Health experts are blaming high malnutrition levels for an outbreak of hand, foot and mouth disease (HFMD) that has killed more than 54 children in impoverished Cambodia since April.
María dos Prazeres de Souza has lost count of the number of births "without a single death" she has attended as a midwife, an occupation that there is renewed interest in strengthening in traditional communities in Brazil where state services are not available or are not entirely acceptable for cultural reasons.
While the number of women dying in childbirth globally declined by 34 percent between 1990 and 2008, that number doubled in Papua New Guinea over the same time period.
The Aditmari Maternity Centre (AMC) is unpretentious but hygienic, and its staff of paramedics welcomes pregnant women from the poor farming villages of this district, 375 km northwest of Dhaka.
It was personal experience that turned Gul Bano and her cleric husband, Ahmed Khan, into ambassadors against early marriage and its worst corollary – obstetric fistula which allows excretory matter to flow out through the birth canal.
Teenage pregnancies are on the rise in Guatemala, along with the drop-out rate in schools, family breakdown and many other related social ills.
Though United Nations experts agree that governments should focus on empowering girls and women as a key to managing a world of seven billion people, not enough is being done for women’s rights in developing countries, aid advocates say.
"There were three people. One person was holding me down; one person was holding my hand; and the other person was doing the job. They lay me down, and…" Fatu said of the female genital mutilation she underwent as an eight- year-old in Liberia.
Martha Borete Angela’s gaze sinks to the ground as she admits neither of her two children was delivered by a midwife or doctor. The 28-year-old South Sudanese woman shared this fact in front of her classmates: first-year students in a programme for midwives at the Catholic Health Training Institute in Wau, a city in the western part of the country.
Political instability, civil strife and humanitarian crises in Africa have over the past decades reversed countless maternal health development gains on the continent, health experts warn.
"I would like to use contraception, but my husband is against it," says Bintou Moussa*. The 32-year-old mother has just given birth to her sixth child at the Abobo General Hospital in Cote d’Ivoire’s commercial capital Abidjan.
For over 90 years, a law in Argentina has allowed women who become pregnant as a result of rape to have an abortion. However, hospitals often refuse to carry out the procedure, instead referring the women to the justice system.
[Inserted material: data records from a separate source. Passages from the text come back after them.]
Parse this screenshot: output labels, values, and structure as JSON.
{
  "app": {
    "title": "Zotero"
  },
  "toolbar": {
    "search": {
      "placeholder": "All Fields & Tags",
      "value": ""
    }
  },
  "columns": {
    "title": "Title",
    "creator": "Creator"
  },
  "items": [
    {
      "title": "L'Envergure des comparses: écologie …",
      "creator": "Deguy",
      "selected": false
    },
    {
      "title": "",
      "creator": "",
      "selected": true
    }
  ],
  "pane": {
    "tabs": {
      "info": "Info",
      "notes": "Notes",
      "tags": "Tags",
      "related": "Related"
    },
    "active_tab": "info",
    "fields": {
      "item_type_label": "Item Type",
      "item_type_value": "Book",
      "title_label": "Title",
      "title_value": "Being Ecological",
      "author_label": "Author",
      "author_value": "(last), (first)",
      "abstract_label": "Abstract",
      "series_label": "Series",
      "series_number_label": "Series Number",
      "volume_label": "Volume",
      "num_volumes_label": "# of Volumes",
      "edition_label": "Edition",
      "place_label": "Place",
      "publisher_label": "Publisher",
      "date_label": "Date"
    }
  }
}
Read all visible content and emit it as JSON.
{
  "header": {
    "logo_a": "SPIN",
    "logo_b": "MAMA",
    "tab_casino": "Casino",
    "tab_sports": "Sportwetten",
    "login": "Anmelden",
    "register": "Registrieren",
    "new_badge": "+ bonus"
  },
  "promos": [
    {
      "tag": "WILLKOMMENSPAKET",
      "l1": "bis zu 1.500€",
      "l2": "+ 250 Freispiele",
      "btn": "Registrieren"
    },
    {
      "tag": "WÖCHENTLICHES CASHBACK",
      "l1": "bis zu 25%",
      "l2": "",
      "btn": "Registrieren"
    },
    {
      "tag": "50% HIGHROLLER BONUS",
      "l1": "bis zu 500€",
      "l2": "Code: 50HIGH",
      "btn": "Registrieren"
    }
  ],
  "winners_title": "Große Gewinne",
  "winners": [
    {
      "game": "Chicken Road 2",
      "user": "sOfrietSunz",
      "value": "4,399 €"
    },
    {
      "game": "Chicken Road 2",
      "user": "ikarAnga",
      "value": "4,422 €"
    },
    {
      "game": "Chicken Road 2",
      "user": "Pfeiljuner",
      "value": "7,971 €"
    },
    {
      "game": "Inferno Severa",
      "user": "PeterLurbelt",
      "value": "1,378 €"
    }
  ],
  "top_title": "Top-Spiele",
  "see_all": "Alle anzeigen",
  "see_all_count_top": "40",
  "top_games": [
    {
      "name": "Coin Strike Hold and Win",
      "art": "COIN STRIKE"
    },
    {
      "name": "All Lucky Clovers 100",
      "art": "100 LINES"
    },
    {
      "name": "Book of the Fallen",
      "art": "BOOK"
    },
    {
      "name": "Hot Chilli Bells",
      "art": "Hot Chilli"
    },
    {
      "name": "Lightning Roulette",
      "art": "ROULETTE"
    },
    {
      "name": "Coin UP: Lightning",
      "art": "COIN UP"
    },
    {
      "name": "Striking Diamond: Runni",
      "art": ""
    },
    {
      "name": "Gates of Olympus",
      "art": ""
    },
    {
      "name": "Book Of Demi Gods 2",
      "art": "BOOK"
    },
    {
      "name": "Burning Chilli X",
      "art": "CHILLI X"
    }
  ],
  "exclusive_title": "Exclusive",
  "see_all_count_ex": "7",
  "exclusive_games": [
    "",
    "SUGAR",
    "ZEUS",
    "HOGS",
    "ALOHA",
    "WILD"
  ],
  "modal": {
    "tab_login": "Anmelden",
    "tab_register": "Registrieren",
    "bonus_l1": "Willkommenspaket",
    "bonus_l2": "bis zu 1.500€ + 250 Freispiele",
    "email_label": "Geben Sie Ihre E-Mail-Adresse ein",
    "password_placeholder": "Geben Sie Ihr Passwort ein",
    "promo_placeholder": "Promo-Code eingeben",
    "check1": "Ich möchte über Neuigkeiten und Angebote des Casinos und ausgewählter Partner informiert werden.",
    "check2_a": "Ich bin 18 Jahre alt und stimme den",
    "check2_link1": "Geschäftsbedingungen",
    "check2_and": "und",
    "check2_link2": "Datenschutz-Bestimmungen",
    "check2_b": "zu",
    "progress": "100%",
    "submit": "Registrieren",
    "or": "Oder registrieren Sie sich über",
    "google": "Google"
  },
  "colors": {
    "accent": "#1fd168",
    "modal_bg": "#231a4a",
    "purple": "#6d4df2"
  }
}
In Latin America, Argentina spends the most on healthcare. It has a vast infrastructure, highly qualified health professionals and the necessary material resources. But other countries in the region are achieving better and faster health outcomes with fewer resources.
The primitive Juang tribe in remote Nola village on Chandragiri hill experienced its first three institutional childbirths only a month ago.